The war between Opera and MS was like the cold war during the 2003-2007, but finally become hot when in 2007 redesigned their site to recognize Opera browser even if it was pretending to be IE and refuse to serve pages to Opera users. Opera response was to issue a patch that was replacing any MS content on the Internet like logos, advertisements or text with funny text or anti Microsoft logos. This became central news and Microsoft had to backup quickly. But Opera new that MS is death serious to put them out of business so in December 2007 they file complain with EU Commission. Google was having trouble making their services working with IE and some time the Google sites were broken after IE updates. So Google was the second company to join the Opera and shortly after that Mozilla.

One of the orders of EU Commission after the Netscape case was that MS to allow removal of the IE. MS used a loophole in the final language and only removed the shortcut not the browser. EU Commission fined MS for that, but they are not very happy with companies that are ignoring their orders. That is why MS is in the hot seat right now.
May 26, 2009 4:26:11 AM

there is one thing i hate with browsers and thats how software or sites only work properly with certain browsers. my biggest example is windows live messenger where you click on the link to your email inbox, it goes strait to it with IE, but it requires you to log in with chrome, if this is just because chrome doesn't work then fine, but if its MS adding some obscure work around to IE so that it works "best" with messenger and encourages you to use IE, then they are doing something wrong.
May 26, 2009 8:51:03 AM

i started using Firefox a few months ago because IE just hangs everytime i use it. the only reason i dislike Firefox though is that the page zoom feature requires 2 hands or otherwise is too much hassle to operate. hopefully that will be changed later.
May 27, 2009 11:30:27 AM

falchardThere is always a solution. Pull windows out of the European Market and give unto them Apple and Linux.

That's probably the first legit reason I've come across for leaving europe! I don't know what's worse - an os without anybody claiming responsibility, or one based on it but with a rotten apple on it!
I'm not biased towards any particular hardware vendor, but I sure am not willing to sacrifice usability (windows) just because netscape failed.
May 28, 2009 6:41:49 PM

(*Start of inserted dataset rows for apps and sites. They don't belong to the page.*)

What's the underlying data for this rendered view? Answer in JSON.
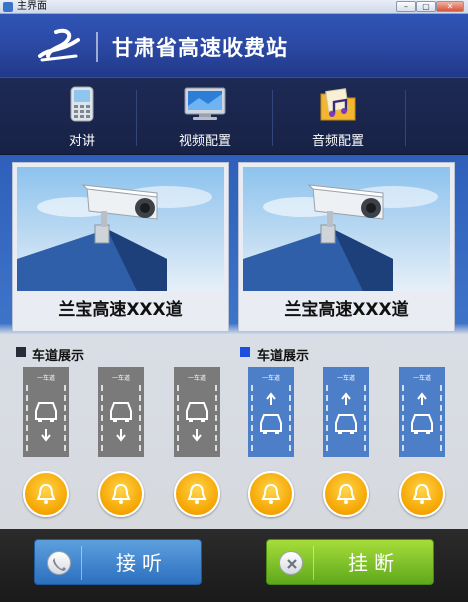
{
  "window": {
    "title": "主界面"
  },
  "header": {
    "title": "甘肃省高速收费站"
  },
  "toolbar": {
    "items": [
      {
        "label": "对讲",
        "icon": "phone-icon"
      },
      {
        "label": "视频配置",
        "icon": "monitor-icon"
      },
      {
        "label": "音频配置",
        "icon": "music-folder-icon"
      }
    ]
  },
  "cameras": [
    {
      "label": "兰宝高速XXX道"
    },
    {
      "label": "兰宝高速XXX道"
    }
  ],
  "lanes": {
    "left_group_label": "车道展示",
    "right_group_label": "车道展示",
    "lane_caption": "一车道",
    "left_group_color": "#2a2a3a",
    "right_group_color": "#1a4fe0"
  },
  "footer": {
    "answer_label": "接听",
    "hangup_label": "挂断"
  },
  "colors": {
    "header_blue": "#2c4aa6",
    "toolbar_dark": "#1b2750",
    "lane_gray": "#7b7b7b",
    "lane_blue": "#4c7fc8",
    "bell_orange": "#f5a400",
    "answer_blue": "#3e82cf",
    "hangup_green": "#7cc32a"
  }
}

to matt87_50 : the reason that it works with IE is because MSN live messenger uses IE for it's web content. Many programs like steam does the same. It's easier to just use one codebase/API like IE's knowing it's DEFINITELY available on windows than to:
a.) design and code your own mini-browser. This takes a lot of time and resources and may not be the best option
b.) integrate your mini-browser with the user's browser of choice. This is quite possibly the best option, but this would would lead to a different "build" for each different browser used, thus complicating matters more than simplifying them and also taking up more time and resources as well.
c.) releasing a program with a built-in browser. (let's assume IE, or chrome or whichever, but only 1 specific browser.) This results in a totally different problem, where the program takes up more resources, the program would have to be updated whenever the browser is updated, etc. Not to mention that this method would possibly bring problems with the whole "bundling" issue sal-e was talking about(btw, wonderful posts there, sal-e)

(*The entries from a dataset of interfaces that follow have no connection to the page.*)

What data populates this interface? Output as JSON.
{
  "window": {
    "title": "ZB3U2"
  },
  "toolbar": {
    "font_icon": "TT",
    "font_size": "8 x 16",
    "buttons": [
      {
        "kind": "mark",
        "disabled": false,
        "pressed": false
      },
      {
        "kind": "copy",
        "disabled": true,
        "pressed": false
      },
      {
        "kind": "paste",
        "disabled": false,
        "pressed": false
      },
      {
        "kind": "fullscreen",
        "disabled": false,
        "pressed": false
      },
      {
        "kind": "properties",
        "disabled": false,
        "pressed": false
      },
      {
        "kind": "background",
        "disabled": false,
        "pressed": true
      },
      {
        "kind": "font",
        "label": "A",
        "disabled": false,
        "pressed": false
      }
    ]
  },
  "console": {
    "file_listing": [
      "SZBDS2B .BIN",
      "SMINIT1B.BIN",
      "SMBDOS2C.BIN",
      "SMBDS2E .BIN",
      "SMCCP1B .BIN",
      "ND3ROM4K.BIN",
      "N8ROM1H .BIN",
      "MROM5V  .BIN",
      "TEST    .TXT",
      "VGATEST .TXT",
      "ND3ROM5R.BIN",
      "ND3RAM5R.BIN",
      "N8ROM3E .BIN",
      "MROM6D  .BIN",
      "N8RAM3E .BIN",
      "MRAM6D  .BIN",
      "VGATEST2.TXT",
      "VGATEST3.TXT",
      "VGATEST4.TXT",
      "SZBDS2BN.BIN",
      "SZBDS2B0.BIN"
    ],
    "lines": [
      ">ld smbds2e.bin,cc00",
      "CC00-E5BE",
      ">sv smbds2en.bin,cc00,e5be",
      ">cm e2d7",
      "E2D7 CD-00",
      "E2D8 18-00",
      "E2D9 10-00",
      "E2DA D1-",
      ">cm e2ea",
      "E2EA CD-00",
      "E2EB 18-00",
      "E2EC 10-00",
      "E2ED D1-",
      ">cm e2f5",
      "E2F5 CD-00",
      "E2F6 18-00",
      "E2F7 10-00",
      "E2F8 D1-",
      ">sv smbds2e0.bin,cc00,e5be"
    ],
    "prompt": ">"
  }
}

Basically any solution presentable would mean more complications and costs for the software in some way or other. As mentioned earlier, it's easier to focus on the other things like the IMing mechanism in live messenger or the game distribution and matchmaking system of sorts in steam and just use IE's APIs and DLLs. Whenever IE is updated, the program doesn't need to be since it just calls IE. And so they maintain the program, and their respective sites(hotmail or live mail for live messenger.)

I know that the whole integration into explorer thing is a bad thing, but ironically it has made things far simpler than they would have been for many programs and their respective makers.

Also: this is why live messenger and steam are slow at times, I find IE slow on this pc, so it makes sense that live messenger's news window and steam's built-in browser would be slow, I guess.